Biomass 22 () Economic Evaluations for Short-Rotation Biomass Production Systems D. C. Lothner USDA Forest Service, North Central Forest Experiment Station, St Paul, Minnesota , USA ABSTRACT Economic evaluations were added, for the first time, as a formal 'Activity' in the International Energy Agency Bioenergy Agreement Task by: 5. Short-rotation harvest schedules (5 years) have shown that sycamore can compete favorably with some less profitable agricultural crops (Dutrow and Saucier, ). Two- and 4-year harvest rotations for coppice sycamore are being examined for biomass fuel production (Blackmon, ).Cited by: Species used. SRF is the practice of cultivating fast-growing trees that reach their economically optimum size between eight and 20 years old. Species used are selected on this basis and include Alder, Ash, Southern Beech, Birch, Eucalyptus, Poplar, Willow, new varieties of paulownia elongata, Paper mulberry, Australian Blackwood and Sycamore.. Planting and harvesting. Books at Amazon. The Books homepage helps you explore Earth's Biggest Bookstore without ever leaving the comfort of your couch.

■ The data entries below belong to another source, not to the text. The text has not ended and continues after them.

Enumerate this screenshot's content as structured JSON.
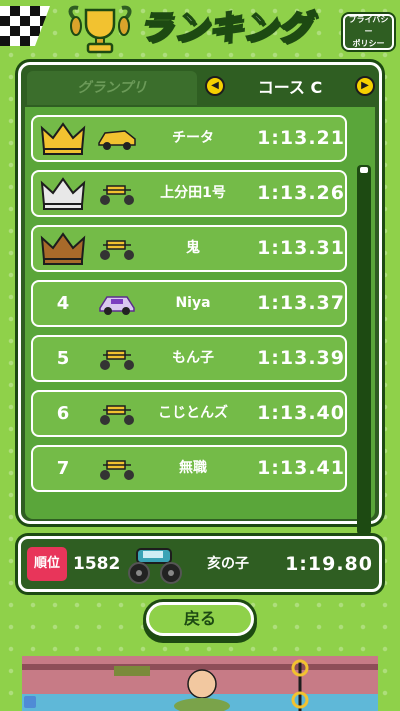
{
  "header": {
    "title": "ランキング",
    "privacy_line1": "プライバシー",
    "privacy_line2": "ポリシー"
  },
  "tabs": {
    "grand": "グランプリ",
    "course": "コース C"
  },
  "rows": [
    {
      "rank": "",
      "medal": "gold",
      "car": "yellow-car",
      "name": "チータ",
      "time": "1:13.21"
    },
    {
      "rank": "",
      "medal": "silver",
      "car": "buggy",
      "name": "上分田1号",
      "time": "1:13.26"
    },
    {
      "rank": "",
      "medal": "bronze",
      "car": "buggy",
      "name": "鬼",
      "time": "1:13.31"
    },
    {
      "rank": "4",
      "medal": "",
      "car": "purple-car",
      "name": "Niya",
      "time": "1:13.37"
    },
    {
      "rank": "5",
      "medal": "",
      "car": "buggy",
      "name": "もん子",
      "time": "1:13.39"
    },
    {
      "rank": "6",
      "medal": "",
      "car": "buggy",
      "name": "こじとんズ",
      "time": "1:13.40"
    },
    {
      "rank": "7",
      "medal": "",
      "car": "buggy",
      "name": "無職",
      "time": "1:13.41"
    }
  ],
  "my_record": {
    "badge": "順位",
    "rank": "1582",
    "name": "亥の子",
    "time": "1:19.80",
    "car": "monster-truck"
  },
  "back_label": "戻る",
  "colors": {
    "background": "#8fd14a",
    "panel": "#2f5e22",
    "row": "#74bb48",
    "badge": "#e8355a"
  }
}
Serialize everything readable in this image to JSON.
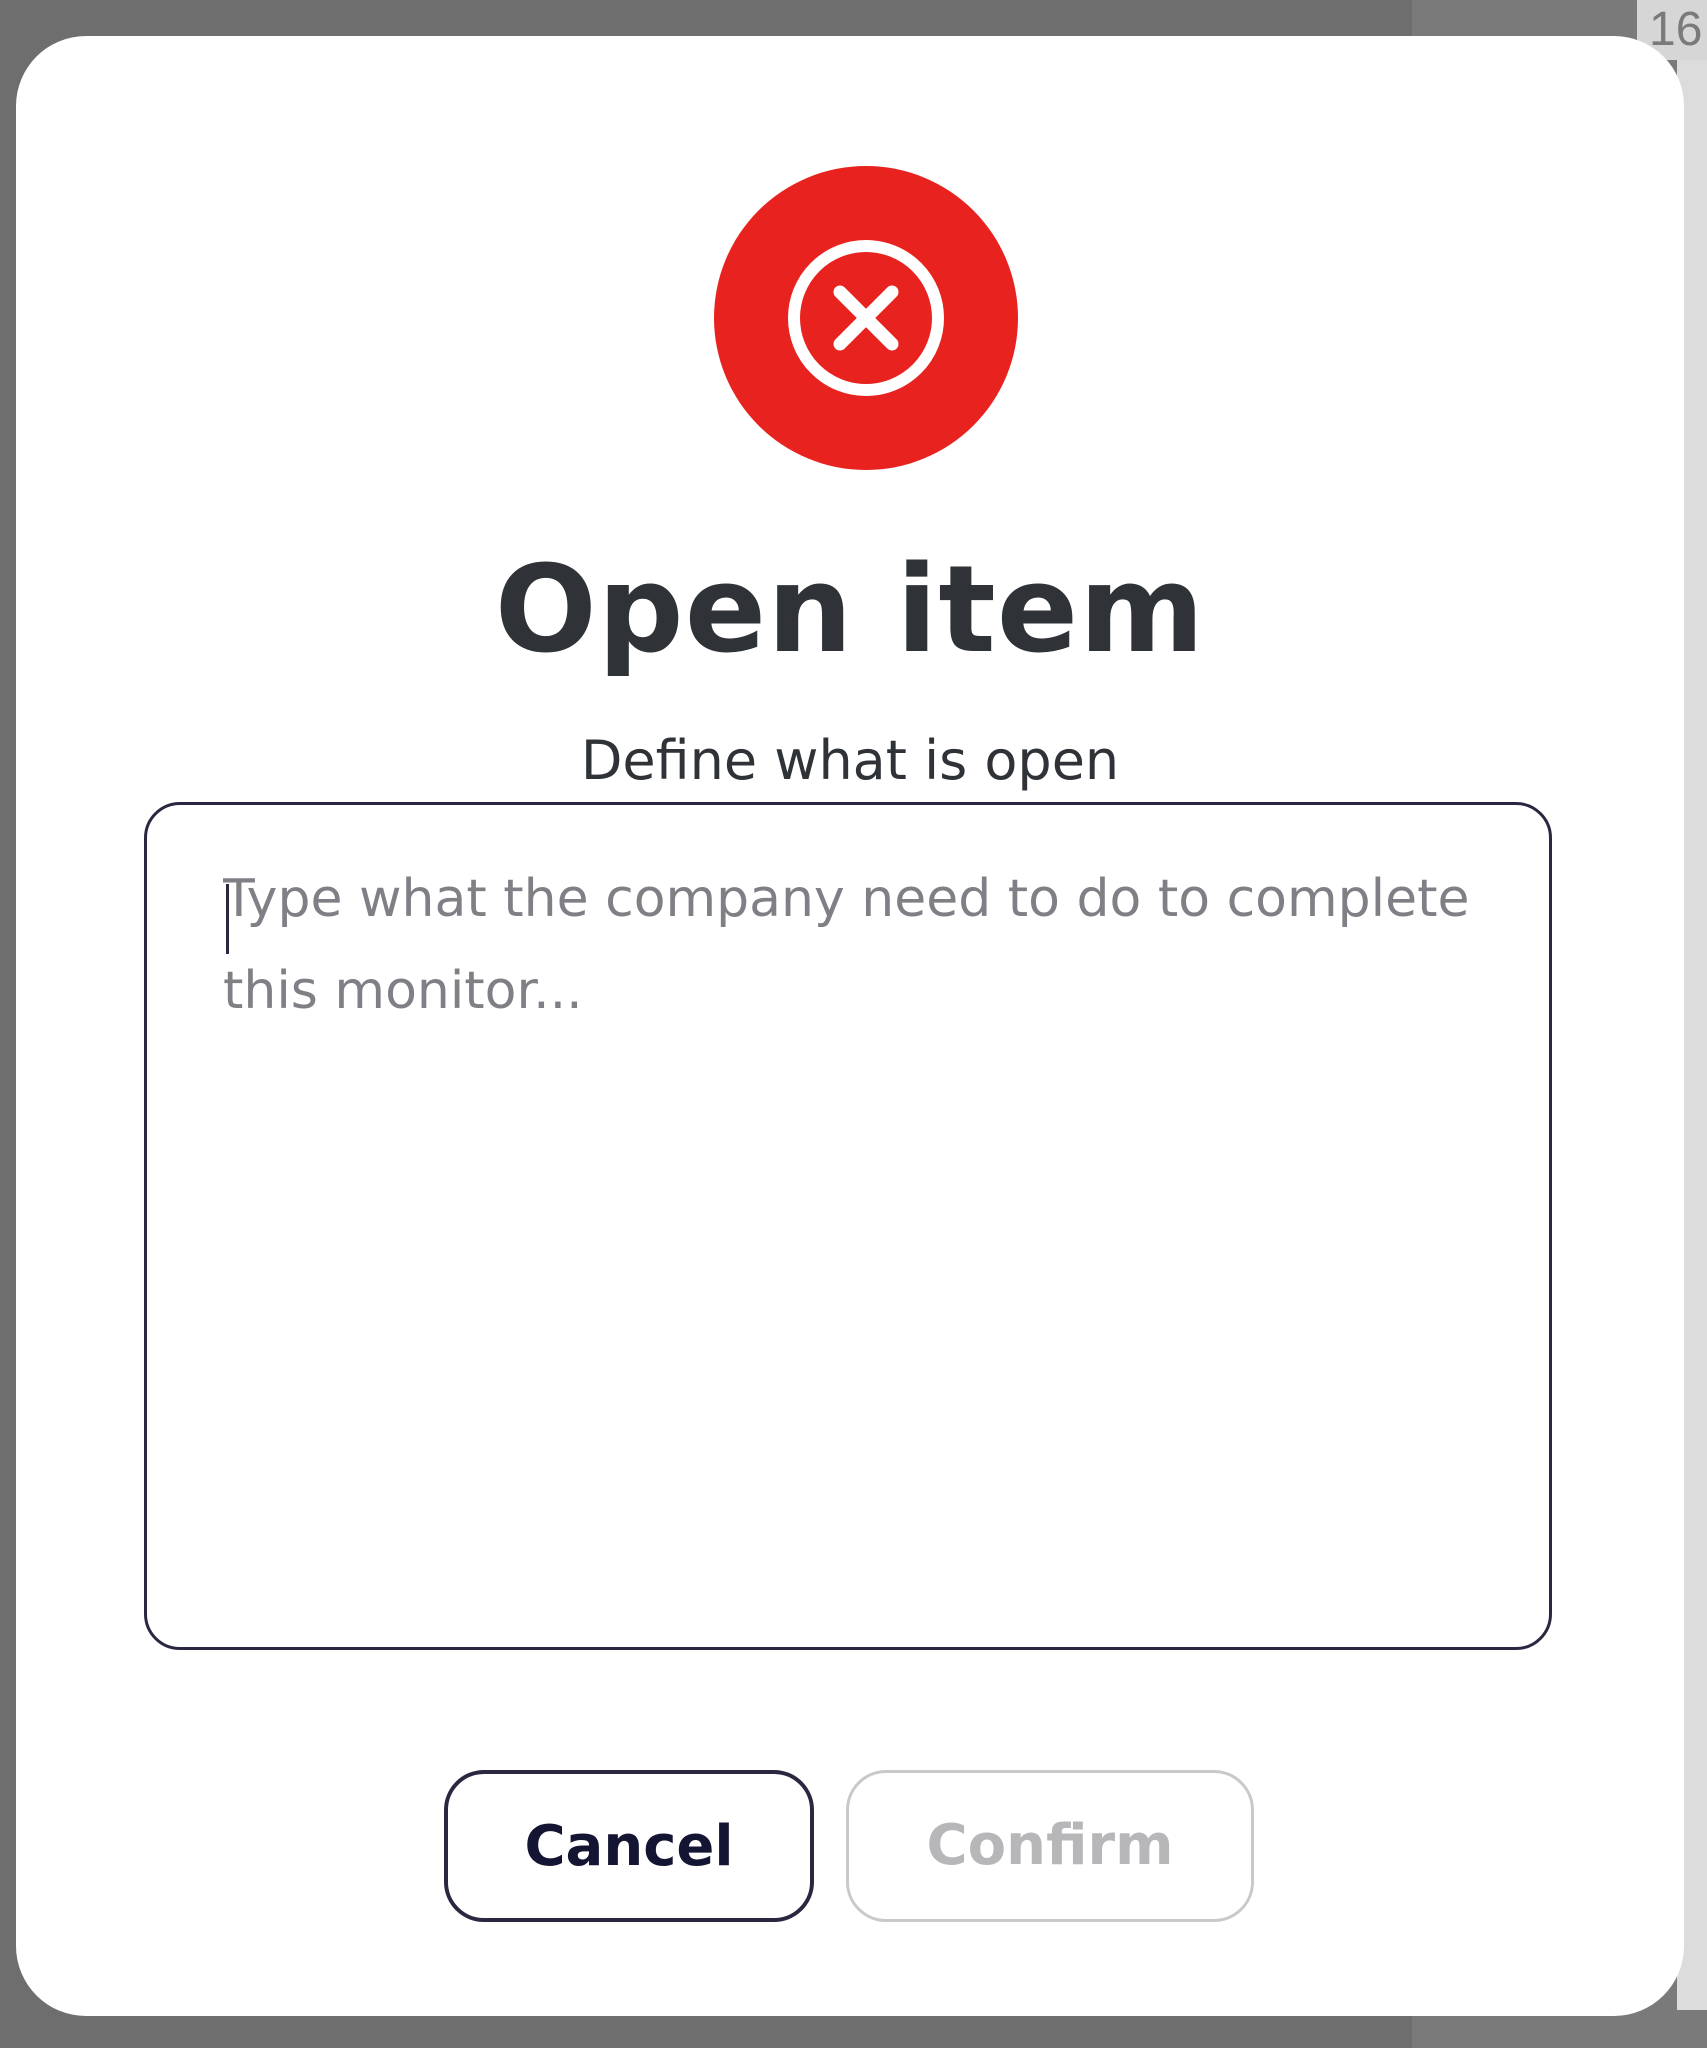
{
  "background": {
    "corner_number": "16"
  },
  "dialog": {
    "icon": "error-x-circle-icon",
    "icon_color": "#e8231f",
    "title": "Open item",
    "subtitle": "Define what is open",
    "textarea": {
      "value": "",
      "placeholder": "Type what the company need to do to complete this monitor..."
    },
    "buttons": {
      "cancel_label": "Cancel",
      "confirm_label": "Confirm",
      "confirm_disabled": true
    }
  }
}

Here you'll find current best sellers in books, new releases in books, deals in books, Kindle eBooks, Audible audiobooks, and so much more.

The purpose of the work is to undertake a new and full assessment of the economics of short-rotation coppice (SRC) willow and to consider associated issues. Jess Winters, tall and lovely and with a penchant for poetry, turns 17 shortly after moving from Phoenix to Sycamore with her mother, Maud. Her parents’ marriage dissolved when her father took up with a younger woman—faithless men are a recurring motif here—and Jess is having a hard time adjusting to her changed : Bryn Chancellor. American sycamore (Platanus occidentalis L.) seedlings were grown in the field under different urea–nitrogen fertilization regimes to identify nitrogen variables that characterize the growth ents included fertilization w , and kg N/ha, periodic fertilization (three times during the growing season) at kg N/ha, and an unfertilized by: 5. The economics of short rotation coppice in Germany Article in Biomass and Bioenergy –40 October with Reads How we measure 'reads'.